by Michael H. Wasserman, Attorney at Law
A startling number of condominium and homeowners associations do not keep reserve funds on hand. Reuters reports that 70%. of all American associations. are underfunded, a 12.5 percent increase compared to 10 years ago. That number seems to be rising.
Certainly, there are plenty great reasons why home buyers might consider condominium projects or houses that are part of a planned community or homeowners association. Common expenses are spread among the community members, which can blunt the costs of maintenance and can also make available more & nicer amenities for all to enjoy. How popular are association communities? Four of five buyers of new homes, including condos buy into an association. 63 million Americans live in community. By contrast, only 2.1 million did so in 1970.

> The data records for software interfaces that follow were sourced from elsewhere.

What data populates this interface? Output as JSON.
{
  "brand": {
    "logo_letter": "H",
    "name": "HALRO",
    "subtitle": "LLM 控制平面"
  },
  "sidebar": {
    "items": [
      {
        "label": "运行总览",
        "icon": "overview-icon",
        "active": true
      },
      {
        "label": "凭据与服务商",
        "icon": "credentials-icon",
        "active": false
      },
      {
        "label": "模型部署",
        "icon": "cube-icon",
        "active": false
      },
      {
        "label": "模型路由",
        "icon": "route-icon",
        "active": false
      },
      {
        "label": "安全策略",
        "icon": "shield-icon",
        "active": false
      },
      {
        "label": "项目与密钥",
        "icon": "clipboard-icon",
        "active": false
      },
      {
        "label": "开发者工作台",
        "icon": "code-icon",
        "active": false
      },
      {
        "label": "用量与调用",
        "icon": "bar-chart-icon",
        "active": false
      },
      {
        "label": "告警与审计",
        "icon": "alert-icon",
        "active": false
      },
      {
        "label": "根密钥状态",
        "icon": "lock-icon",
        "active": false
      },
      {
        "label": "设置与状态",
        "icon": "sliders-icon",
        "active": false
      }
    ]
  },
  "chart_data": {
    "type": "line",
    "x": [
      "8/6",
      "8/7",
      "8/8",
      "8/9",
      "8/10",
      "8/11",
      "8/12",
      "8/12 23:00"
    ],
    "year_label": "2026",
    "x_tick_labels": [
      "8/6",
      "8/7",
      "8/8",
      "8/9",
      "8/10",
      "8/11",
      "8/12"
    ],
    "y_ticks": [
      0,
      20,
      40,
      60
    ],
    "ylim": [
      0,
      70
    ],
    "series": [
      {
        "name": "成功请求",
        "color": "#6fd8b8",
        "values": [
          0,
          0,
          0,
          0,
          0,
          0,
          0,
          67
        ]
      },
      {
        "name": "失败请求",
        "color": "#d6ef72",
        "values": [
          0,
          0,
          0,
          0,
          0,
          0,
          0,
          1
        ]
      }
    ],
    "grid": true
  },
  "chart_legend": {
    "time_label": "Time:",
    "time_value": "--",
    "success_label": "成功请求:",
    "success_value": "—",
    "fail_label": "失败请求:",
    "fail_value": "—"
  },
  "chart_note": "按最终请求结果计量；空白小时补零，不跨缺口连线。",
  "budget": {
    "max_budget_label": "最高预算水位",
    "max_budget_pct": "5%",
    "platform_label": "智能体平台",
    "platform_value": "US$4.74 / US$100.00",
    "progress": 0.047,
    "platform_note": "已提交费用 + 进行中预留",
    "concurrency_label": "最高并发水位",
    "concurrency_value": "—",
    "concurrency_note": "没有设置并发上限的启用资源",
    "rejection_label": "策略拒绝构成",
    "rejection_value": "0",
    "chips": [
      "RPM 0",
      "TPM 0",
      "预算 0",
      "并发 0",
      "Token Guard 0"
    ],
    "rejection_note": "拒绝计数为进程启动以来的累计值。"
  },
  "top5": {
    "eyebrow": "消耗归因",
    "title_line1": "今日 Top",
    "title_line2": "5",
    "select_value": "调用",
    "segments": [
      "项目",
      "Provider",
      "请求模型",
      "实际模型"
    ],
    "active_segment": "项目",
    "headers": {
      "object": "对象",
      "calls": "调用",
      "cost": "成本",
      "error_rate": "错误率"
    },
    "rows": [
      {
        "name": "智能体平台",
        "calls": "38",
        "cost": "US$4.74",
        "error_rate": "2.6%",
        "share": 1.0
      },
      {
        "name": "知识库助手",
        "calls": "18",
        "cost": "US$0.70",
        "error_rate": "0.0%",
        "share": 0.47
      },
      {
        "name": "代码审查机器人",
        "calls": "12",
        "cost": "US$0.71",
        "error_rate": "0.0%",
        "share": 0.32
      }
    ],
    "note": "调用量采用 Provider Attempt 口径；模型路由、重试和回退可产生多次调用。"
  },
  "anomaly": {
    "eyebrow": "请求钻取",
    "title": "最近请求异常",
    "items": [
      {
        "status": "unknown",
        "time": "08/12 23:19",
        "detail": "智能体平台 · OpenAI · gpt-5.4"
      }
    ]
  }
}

Those pesky future costs for maintenance and repairs are the issue here. The last years of financial turmoil following the mortgage market melt down strained many associations, who’s home owners were unable to make their monthly assessment payments. Many associations were forced to defer maintenance and repairs for lack of available funds. Even under the best of time, it takes strong discipline and community support to budget savings for future costs. We know this to be true in all aspects of life, including funding our own retirement accounts (or public employee pensions) This is particularly difficult in smaller associations where unit owners - who do not even know that they want to live in a home beyond the short or mid term - would rather keep monthly payments low than worry about / fund future repairs that might not be necessary until long after they move out. That sort of thing.
Problem is, once those maintenance/repair issues come up, associations and owners face different choices: borrow money as a community or levy special assessments to pay the bills.
Condominium due diligence investigation is a critical component of any real estate lawyer's job. Are there known maintenance or repair issues that will need to be addressed? Is there a plan in place to pay for those costs? Does the association have an adequate reserve? Is the association management pro-active or reactive in the way it deals with such matters? Is the buyer willing (and able) to take the risk of an underfunded association?
Such as they are, the only real checks and balances come at the point of a purchase and sale. Mortgage loan underwriters will only approve loans where a given association's reserves are deemed adequate relative to annual assessments.
Sharp buyers and their lawyers also have the right to - and really must - review association financial records before closing on a contract. All others proceed at their own peril.